- **Source records**:
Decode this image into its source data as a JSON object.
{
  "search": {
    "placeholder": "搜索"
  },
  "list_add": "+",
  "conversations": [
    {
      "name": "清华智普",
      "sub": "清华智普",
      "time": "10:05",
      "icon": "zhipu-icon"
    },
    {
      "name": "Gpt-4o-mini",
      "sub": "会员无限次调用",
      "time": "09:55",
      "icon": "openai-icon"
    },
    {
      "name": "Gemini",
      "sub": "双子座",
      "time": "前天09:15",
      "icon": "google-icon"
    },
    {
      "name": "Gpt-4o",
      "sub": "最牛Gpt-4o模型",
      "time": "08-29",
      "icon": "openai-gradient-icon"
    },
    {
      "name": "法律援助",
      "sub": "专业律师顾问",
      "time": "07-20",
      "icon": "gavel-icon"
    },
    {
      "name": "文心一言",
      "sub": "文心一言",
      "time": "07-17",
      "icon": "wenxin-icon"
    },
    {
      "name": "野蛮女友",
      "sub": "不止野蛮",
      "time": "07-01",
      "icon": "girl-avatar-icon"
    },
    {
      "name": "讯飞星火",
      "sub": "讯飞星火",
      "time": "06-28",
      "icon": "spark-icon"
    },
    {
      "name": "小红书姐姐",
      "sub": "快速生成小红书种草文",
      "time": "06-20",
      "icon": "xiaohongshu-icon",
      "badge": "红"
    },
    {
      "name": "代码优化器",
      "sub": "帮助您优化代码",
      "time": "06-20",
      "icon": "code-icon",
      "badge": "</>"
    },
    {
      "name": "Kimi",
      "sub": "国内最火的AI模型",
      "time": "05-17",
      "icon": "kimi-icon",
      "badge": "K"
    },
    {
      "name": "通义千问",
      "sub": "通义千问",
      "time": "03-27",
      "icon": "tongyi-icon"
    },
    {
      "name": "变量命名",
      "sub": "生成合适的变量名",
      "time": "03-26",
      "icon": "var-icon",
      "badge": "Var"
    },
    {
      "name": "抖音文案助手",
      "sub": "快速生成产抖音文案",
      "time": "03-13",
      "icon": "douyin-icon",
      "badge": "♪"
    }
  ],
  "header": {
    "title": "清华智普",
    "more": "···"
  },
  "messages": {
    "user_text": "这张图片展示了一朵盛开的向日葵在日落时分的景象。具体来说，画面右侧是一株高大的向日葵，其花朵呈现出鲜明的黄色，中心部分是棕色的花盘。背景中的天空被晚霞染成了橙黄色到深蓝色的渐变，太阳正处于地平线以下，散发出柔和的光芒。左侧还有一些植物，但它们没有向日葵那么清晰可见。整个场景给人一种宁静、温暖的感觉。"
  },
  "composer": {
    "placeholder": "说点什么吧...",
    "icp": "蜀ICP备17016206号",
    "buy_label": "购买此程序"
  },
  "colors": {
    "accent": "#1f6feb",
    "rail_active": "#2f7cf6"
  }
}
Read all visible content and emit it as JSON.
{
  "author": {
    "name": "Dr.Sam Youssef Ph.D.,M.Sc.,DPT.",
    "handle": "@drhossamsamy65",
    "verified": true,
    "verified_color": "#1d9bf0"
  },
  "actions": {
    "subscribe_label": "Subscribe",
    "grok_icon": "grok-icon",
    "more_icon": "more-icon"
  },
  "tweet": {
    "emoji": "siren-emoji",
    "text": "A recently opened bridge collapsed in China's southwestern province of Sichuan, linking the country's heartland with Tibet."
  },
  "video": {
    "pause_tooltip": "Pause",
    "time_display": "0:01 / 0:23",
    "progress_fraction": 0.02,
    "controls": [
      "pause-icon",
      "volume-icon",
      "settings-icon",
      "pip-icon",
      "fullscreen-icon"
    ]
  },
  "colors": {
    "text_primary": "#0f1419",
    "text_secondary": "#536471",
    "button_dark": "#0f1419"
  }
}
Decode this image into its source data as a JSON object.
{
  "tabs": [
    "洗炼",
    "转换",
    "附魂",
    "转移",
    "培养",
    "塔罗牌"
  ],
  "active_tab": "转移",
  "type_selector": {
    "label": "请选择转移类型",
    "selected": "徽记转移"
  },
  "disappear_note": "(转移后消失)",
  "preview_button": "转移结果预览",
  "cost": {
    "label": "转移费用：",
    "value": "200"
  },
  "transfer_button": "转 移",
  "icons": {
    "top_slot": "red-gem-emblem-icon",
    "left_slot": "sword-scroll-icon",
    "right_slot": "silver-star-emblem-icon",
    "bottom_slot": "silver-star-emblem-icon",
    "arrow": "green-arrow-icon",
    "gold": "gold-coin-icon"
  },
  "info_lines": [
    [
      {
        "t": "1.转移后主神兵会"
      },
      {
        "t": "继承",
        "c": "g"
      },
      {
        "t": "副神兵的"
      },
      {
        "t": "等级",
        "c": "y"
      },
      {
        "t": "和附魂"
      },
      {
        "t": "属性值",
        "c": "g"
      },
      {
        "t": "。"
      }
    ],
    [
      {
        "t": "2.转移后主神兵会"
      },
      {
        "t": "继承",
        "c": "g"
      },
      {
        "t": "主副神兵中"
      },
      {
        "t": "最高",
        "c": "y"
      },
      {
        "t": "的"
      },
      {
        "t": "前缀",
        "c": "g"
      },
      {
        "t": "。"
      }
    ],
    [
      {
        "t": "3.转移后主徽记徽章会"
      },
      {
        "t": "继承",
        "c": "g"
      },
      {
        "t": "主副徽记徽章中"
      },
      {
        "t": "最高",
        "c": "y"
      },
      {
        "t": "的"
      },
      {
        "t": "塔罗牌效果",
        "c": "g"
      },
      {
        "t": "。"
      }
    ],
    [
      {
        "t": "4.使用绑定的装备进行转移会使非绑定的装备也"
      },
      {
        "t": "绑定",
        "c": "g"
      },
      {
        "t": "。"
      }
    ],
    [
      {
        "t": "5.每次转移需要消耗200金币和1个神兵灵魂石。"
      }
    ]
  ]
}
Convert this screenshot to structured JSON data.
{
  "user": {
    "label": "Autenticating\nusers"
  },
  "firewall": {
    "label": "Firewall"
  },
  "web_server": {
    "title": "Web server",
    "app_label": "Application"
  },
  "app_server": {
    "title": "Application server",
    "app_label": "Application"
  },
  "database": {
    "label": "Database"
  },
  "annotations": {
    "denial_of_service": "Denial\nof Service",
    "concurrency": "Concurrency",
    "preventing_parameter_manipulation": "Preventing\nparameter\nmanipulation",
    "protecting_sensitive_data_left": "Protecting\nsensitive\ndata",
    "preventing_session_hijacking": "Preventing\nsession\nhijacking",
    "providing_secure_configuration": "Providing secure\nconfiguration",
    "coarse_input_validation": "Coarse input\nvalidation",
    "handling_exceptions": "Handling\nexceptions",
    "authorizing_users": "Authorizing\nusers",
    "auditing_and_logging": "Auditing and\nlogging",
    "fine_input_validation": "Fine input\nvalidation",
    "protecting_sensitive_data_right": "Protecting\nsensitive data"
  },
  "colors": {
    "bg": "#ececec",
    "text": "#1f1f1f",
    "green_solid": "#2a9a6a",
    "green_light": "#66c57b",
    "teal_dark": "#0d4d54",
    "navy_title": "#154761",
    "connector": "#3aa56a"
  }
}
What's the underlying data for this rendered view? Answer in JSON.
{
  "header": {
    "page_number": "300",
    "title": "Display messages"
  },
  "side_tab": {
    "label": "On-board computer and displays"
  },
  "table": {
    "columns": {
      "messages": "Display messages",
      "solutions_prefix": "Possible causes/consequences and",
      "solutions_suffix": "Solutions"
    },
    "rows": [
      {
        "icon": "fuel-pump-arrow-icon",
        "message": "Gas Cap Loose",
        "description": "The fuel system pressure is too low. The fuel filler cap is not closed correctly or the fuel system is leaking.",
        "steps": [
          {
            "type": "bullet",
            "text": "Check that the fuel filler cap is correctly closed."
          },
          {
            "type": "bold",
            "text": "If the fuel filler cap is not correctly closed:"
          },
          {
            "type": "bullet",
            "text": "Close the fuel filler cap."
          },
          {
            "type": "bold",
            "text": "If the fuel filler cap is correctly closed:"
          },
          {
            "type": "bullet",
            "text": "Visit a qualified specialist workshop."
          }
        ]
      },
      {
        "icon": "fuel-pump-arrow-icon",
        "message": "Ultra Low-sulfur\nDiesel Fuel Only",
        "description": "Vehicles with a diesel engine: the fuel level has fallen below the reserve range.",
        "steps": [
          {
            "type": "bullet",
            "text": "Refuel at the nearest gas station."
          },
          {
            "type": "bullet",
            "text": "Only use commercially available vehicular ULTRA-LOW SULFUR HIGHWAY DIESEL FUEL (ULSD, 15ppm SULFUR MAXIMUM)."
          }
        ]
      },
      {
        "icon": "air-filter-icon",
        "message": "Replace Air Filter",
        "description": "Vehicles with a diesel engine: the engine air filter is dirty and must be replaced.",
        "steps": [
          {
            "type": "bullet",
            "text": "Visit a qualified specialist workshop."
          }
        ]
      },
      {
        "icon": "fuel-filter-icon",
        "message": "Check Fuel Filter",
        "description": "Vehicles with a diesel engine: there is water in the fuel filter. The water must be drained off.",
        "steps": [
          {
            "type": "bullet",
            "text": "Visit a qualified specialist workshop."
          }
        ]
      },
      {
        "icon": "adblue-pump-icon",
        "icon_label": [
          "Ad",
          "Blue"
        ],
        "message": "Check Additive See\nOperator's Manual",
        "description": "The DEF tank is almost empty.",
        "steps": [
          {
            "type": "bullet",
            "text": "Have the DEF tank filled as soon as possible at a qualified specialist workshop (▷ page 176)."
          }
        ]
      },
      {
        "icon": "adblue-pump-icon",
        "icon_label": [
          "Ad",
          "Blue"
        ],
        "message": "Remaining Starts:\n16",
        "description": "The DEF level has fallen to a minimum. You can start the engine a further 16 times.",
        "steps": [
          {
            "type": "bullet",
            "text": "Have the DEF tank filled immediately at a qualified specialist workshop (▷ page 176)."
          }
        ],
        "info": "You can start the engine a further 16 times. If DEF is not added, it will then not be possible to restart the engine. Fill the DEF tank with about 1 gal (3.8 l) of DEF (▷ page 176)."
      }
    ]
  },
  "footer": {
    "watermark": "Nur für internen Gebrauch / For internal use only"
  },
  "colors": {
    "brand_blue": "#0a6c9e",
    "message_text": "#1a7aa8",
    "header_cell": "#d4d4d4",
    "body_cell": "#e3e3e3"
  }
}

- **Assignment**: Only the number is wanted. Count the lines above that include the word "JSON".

- **Finished exercise**: 5